The Barbara Fritchie Classic’s past two champions, Brandon Price and Cory Texter, are expected to compete in this year’s race at the Frederick Fairgrounds.
Those were the first names race organizer-sponsor Richard Riley mentioned when listing early entrants for Sunday’s event, and for good reason. It’s always noteworthy when former Barbara Fritchie champs return to Frederick for the annual Fourth of July race.
This year, though, the most noteworthy return happens to be the race itself.
Canceled last year because of the coronavirus pandemic, the Barbara Fritchie Classic will be held once again on the half-mile, oval, dirt track at Frederick, just in time to mark its 100th year as a Frederick tradition.
“And now it’s back,” he said. “So we’ve got a lot of excitement.”
The race has been a local mainstay since it was first held at the Frederick Fairgrounds in 1922, and its history has been thoroughly documented in Ted Ellis’s book, “100 Years of Flat Track Racing: The Barbara Fritchie Classic Frederick, Maryland,” which was published late last year.
Granted, 2019 wasn’t the only year the Fritchie Classic was canceled. Cataclysmic events, such as World War II and the Great Depression, as well as rain have forced the race to get called off.
But the Barbara Fritchie Classic always bounced back. As Riley said, it has stood the test of time.
This year, the Frederick Fairgrounds will host a concert and fireworks after the Fritchie Classic. Riley hoped those additional holiday activities might draw some new families to the race.
“We’re seeing a lot more younger kids starting to show up in the stands,” he said. “More families of 25-, 35-, 40-year-olds starting to get interested in this because it’s a very exciting sport, very risky as well.
“But it’s something that you don’t see every day,” he said. “It’s America’s most extreme sport, it is how the American Flat Track guys do it.”
While the race doesn’t typically feature a slew of the sport’s biggest names, it has proved to be a training ground for future stars.
“We’ve got some of the best amateurs and up-and-comers. They start up, they cut their teeth on these tracks,” Riley said. “They climb the ladder here, and sometimes they come back and entertain us.”
Price is one such rider. In 2019, aside from enjoying a fine rookie season in the American Flat Track Twins series, he won his first main event checkered flag at the Fritchie Classic, which is part of the Steve Nace American All-Star National Flat Track Series.
Nineteen years old at the time, Price became the first Marylander — he was born in Sparks and resided in White Hall — to win the race in 30 years.

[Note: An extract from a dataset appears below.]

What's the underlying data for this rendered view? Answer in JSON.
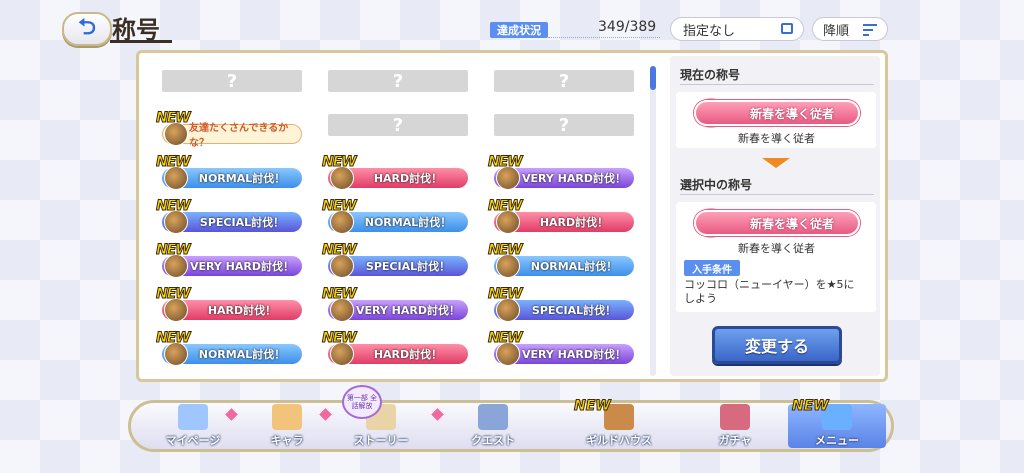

He also was the first rider in at least 50 years to win the event on an Indian motorcycle.
Price beat four-time Fritchie champ Sammy Halbert and Texter, who won the main event in Frederick in 2018.
Aside from Price and Texter, others already signed up to compete in this year’s Fritchie Classic are Ryan Varnes and Cameron Smith.
“These are all guys that are in the Grand National program, and we have some real good professional guys,” Riley said. “Now we have some extra money donated by the local community, we have almost 15,000 dollars of purse money, so hopefully we’ll have other good riders that signed up.”
The Charles E Bristor Fast for Freedom Barbara Fritchie Bonus will provide bonus purse money for top five finishers in All Star Twins and All Star Singles to honor Charles E Bristor, a decorated veteran of the U.S. Army Air Forces who fought in World War II. Charles Bristor’s nephew Billy Bristor provided that money.
A new class featured this year is called Hooligans, which allows racers to compete on street bikes.
“They have to be qualified, they have to have a racing license, but they can take this bike right off the street,” Riley said. “”These are not truly professional racers, and they are going to come out on this equipment.”
Since its first running, the Barbara Fritchie Classic has become firmly entrenched as a Fourth of July tradition in Frederick. Originally called the Delphey Classic because brothers J. Paul Delphey and Chester Delphey started it, the race eventually was renamed the Barbara Fritchie Classic.
Ellis’ book delves into the race’s extensive past.
“The book really puts all the history together in a readable format, written by a serious enthusiast who is a good writer,” Riley said. “It’ll hold your attention if you have the least bit of interest in motorcycles and particularly this Barbara Fritchie Classic that has stood the test of time.”
NOTES — Aside from All Star Twins, All Star Singles and Hooligans (18 years and older), other classes at this year’s Barbara Fritchie Classic are Super Singles, 450 Amateur, Senior 40+, 250 Amateur, Open Singles Amateur and Vintage (1984 and older). Front gate for spectators opens at 10 a.m., races start at noon and finals are scheduled for 3 p.m. Tickets for adults cost $20 and $10 for children ages 7 to 12, while children 6 and under can enter free with a paying adult.